Recommended Non-Fiction Books for Children- Joy Of Reading III
This is my last post in the Joy of Reading series and in this one I cover non-fiction books for children
Reading to young children always paints a picture of someone reading a storybook with fascinating characters, the narrator embellishing the story with gestures and sounds and the children squealing in delight or biting their lips in suspense. While reading storybooks is no doubt a lot of fun for the reader and the child, have you introduced your child to the world of non-fiction? And if this makes you think of the Encyclopedia Britannica, then think again. Today’s world of non-fiction books for children is full of interesting choices covering a whole host of subjects.
I invested in the National Geographic Little Kids First Big Book series when my son was around three. Beautifully illustrated with colourful pictures and simple text, these books span several topics like the animal kingdom, marine life, dinosaurs, space, and places. There are other smaller, simpler books from National Geographic that you could also pick up – the Little Kids First Big Book series, however, stands the test my time, the books continue to interest my kids as they progress from just seeing the pictures to reading on their own.
Usborne Beginners is another series that offers unique titles like Digging up the Past and slightly more in-depth content on specific topics, which is great once your child starts showing interest in a certain area. My younger son for one has always been fascinated with marine life and sharks in particular – the Usborne Beginners book on Sharks has taught our family more about sharks than we ever knew.
For children ages seven upwards who are comfortable reading on their own, I recommend the Step into Reading Series Levels 4 and 5. That said, I also find these books suitable for reading aloud to kids. The variety of non-fiction available in this series is truly wonderful with topics ranging from First Flight and Moonwalk to Helen Keller and Nelson Mandela.
No conversation about non-fiction can ever be complete without biographies. The Who Was? series is a New York Times bestseller that offers a fascinating glimpse into the lives of personalities like Thomas Alva Edison, Leonardo Da Vinci, Albert Einstein, Mahatma Gandhi and several more. These books are fairly heavy with line drawings instead of pictures. They are really meant to be read by older children but the story like format makes for an interesting read. You could always read these to your younger kids so long as you find the content age appropriate.

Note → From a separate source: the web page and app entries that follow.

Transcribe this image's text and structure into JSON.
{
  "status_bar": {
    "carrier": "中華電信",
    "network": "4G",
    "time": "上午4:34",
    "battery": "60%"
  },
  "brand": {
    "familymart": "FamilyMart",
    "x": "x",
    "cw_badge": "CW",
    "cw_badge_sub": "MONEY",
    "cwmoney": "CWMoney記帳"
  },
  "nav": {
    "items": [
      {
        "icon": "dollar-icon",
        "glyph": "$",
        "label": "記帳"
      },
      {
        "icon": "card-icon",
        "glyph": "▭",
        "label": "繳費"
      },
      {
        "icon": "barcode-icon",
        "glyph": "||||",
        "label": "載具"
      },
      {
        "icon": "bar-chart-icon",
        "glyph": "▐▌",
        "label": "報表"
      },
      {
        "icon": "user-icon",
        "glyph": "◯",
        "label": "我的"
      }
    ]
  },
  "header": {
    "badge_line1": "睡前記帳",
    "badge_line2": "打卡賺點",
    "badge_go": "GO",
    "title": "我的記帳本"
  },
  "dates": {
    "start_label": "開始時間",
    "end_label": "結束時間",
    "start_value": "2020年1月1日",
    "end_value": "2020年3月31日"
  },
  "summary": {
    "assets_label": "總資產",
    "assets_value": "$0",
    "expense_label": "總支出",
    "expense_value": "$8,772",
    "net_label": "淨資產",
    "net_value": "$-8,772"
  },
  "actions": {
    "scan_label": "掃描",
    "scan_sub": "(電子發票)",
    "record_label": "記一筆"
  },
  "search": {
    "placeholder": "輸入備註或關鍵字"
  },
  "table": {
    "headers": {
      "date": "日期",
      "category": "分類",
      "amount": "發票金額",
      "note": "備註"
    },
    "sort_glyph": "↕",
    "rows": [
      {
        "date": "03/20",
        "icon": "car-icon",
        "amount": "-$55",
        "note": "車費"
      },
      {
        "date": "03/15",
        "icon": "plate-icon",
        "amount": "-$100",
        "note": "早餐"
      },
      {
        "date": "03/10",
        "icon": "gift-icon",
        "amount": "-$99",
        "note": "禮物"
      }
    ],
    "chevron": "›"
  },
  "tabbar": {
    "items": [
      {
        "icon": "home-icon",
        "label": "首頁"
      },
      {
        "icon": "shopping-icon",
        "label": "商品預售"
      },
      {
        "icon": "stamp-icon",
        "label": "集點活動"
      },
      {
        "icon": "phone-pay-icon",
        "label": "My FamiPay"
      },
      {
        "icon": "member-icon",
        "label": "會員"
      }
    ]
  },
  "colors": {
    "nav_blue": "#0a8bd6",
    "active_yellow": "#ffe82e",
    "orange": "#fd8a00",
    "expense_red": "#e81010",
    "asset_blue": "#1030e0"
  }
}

The universe of non-fiction books for children is vast and the options available practically endless. What I have tried to do here is scratch a tiny bit of the surface to help you get started. What is important is that you expose children to this treasure trove of information early on and encourage them to keep reading and exploring. In addition to building knowledge, reading non-fiction helps children develop a learning mindset, hones their sense of curiosity, and improves their vocabulary and comprehension skills. That you too will learn a lot in the process is a well-deserved bonus.
Subhashini is a seasoned marketing and communications professional with experience in the high tech industry. She is a mother to two rambunctious boys and enjoys writing short stories and articles, travel and yoga.